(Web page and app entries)

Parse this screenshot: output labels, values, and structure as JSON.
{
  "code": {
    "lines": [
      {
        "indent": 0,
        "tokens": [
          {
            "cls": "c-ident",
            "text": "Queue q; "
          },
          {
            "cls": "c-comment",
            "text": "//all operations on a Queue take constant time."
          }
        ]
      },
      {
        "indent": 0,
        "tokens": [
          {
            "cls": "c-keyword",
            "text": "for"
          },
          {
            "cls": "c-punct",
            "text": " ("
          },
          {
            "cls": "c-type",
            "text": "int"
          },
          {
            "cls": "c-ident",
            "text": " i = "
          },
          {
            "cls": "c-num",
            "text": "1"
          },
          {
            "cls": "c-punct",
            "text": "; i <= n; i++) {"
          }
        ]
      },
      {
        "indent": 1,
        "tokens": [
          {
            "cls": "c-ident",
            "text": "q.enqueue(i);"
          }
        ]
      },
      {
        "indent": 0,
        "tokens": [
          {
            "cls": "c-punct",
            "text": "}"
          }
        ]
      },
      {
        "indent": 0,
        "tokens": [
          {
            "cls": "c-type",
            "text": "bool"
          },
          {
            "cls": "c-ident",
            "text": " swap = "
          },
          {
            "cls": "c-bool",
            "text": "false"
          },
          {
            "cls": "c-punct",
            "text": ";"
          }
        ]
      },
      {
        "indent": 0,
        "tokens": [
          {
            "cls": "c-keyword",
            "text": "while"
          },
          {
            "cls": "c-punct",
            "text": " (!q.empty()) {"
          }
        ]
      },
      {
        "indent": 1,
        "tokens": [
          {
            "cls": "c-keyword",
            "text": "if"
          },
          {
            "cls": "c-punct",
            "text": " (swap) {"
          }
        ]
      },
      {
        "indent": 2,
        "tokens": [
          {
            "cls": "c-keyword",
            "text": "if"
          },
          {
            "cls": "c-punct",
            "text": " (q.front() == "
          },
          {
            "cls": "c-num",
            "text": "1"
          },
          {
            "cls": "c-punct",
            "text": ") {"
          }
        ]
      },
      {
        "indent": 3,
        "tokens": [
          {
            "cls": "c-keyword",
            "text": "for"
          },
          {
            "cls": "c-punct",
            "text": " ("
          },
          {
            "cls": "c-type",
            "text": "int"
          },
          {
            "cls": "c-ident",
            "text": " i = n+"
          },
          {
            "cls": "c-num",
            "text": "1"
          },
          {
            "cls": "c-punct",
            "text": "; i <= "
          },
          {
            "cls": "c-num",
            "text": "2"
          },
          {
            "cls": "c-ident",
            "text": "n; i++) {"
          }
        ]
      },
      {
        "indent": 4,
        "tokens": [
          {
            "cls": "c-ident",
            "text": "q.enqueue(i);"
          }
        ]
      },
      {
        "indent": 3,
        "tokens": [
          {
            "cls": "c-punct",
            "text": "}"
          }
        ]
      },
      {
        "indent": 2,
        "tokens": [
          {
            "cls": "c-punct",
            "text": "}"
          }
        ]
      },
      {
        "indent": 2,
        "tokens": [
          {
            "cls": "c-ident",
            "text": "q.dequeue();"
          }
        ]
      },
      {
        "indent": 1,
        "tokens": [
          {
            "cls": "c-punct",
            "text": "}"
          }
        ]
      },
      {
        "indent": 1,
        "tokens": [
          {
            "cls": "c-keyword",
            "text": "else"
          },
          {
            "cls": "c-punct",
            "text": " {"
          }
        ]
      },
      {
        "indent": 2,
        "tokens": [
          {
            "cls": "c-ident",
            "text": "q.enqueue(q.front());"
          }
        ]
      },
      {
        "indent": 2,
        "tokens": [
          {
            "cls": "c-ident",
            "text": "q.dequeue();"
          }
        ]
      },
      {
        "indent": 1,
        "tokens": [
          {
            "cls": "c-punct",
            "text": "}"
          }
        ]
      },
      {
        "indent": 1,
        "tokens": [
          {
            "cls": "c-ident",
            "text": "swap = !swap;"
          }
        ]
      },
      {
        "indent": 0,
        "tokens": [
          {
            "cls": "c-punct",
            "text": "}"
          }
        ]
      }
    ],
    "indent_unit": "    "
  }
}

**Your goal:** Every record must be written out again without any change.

**Solution to this problem:**
Parse this screenshot: output labels, values, and structure as JSON.
{
  "code": {
    "lines": [
      {
        "indent": 0,
        "tokens": [
          {
            "cls": "c-ident",
            "text": "Queue q; "
          },
          {
            "cls": "c-comment",
            "text": "//all operations on a Queue take constant time."
          }
        ]
      },
      {
        "indent": 0,
        "tokens": [
          {
            "cls": "c-keyword",
            "text": "for"
          },
          {
            "cls": "c-punct",
            "text": " ("
          },
          {
            "cls": "c-type",
            "text": "int"
          },
          {
            "cls": "c-ident",
            "text": " i = "
          },
          {
            "cls": "c-num",
            "text": "1"
          },
          {
            "cls": "c-punct",
            "text": "; i <= n; i++) {"
          }
        ]
      },
      {
        "indent": 1,
        "tokens": [
          {
            "cls": "c-ident",
            "text": "q.enqueue(i);"
          }
        ]
      },
      {
        "indent": 0,
        "tokens": [
          {
            "cls": "c-punct",
            "text": "}"
          }
        ]
      },
      {
        "indent": 0,
        "tokens": [
          {
            "cls": "c-type",
            "text": "bool"
          },
          {
            "cls": "c-ident",
            "text": " swap = "
          },
          {
            "cls": "c-bool",
            "text": "false"
          },
          {
            "cls": "c-punct",
            "text": ";"
          }
        ]
      },
      {
        "indent": 0,
        "tokens": [
          {
            "cls": "c-keyword",
            "text": "while"
          },
          {
            "cls": "c-punct",
            "text": " (!q.empty()) {"
          }
        ]
      },
      {
        "indent": 1,
        "tokens": [
          {
            "cls": "c-keyword",
            "text": "if"
          },
          {
            "cls": "c-punct",
            "text": " (swap) {"
          }
        ]
      },
      {
        "indent": 2,
        "tokens": [
          {
            "cls": "c-keyword",
            "text": "if"
          },
          {
            "cls": "c-punct",
            "text": " (q.front() == "
          },
          {
            "cls": "c-num",
            "text": "1"
          },
          {
            "cls": "c-punct",
            "text": ") {"
          }
        ]
      },
      {
        "indent": 3,
        "tokens": [
          {
            "cls": "c-keyword",
            "text": "for"
          },
          {
            "cls": "c-punct",
            "text": " ("
          },
          {
            "cls": "c-type",
            "text": "int"
          },
          {
            "cls": "c-ident",
            "text": " i = n+"
          },
          {
            "cls": "c-num",
            "text": "1"
          },
          {
            "cls": "c-punct",
            "text": "; i <= "
          },
          {
            "cls": "c-num",
            "text": "2"
          },
          {
            "cls": "c-ident",
            "text": "n; i++) {"
          }
        ]
      },
      {
        "indent": 4,
        "tokens": [
          {
            "cls": "c-ident",
            "text": "q.enqueue(i);"
          }
        ]
      },
      {
        "indent": 3,
        "tokens": [
          {
            "cls": "c-punct",
            "text": "}"
          }
        ]
      },
      {
        "indent": 2,
        "tokens": [
          {
            "cls": "c-punct",
            "text": "}"
          }
        ]
      },
      {
        "indent": 2,
        "tokens": [
          {
            "cls": "c-ident",
            "text": "q.dequeue();"
          }
        ]
      },
      {
        "indent": 1,
        "tokens": [
          {
            "cls": "c-punct",
            "text": "}"
          }
        ]
      },
      {
        "indent": 1,
        "tokens": [
          {
            "cls": "c-keyword",
            "text": "else"
          },
          {
            "cls": "c-punct",
            "text": " {"
          }
        ]
      },
      {
        "indent": 2,
        "tokens": [
          {
            "cls": "c-ident",
            "text": "q.enqueue(q.front());"
          }
        ]
      },
      {
        "indent": 2,
        "tokens": [
          {
            "cls": "c-ident",
            "text": "q.dequeue();"
          }
        ]
      },
      {
        "indent": 1,
        "tokens": [
          {
            "cls": "c-punct",
            "text": "}"
          }
        ]
      },
      {
        "indent": 1,
        "tokens": [
          {
            "cls": "c-ident",
            "text": "swap = !swap;"
          }
        ]
      },
      {
        "indent": 0,
        "tokens": [
          {
            "cls": "c-punct",
            "text": "}"
          }
        ]
      }
    ],
    "indent_unit": "    "
  }
}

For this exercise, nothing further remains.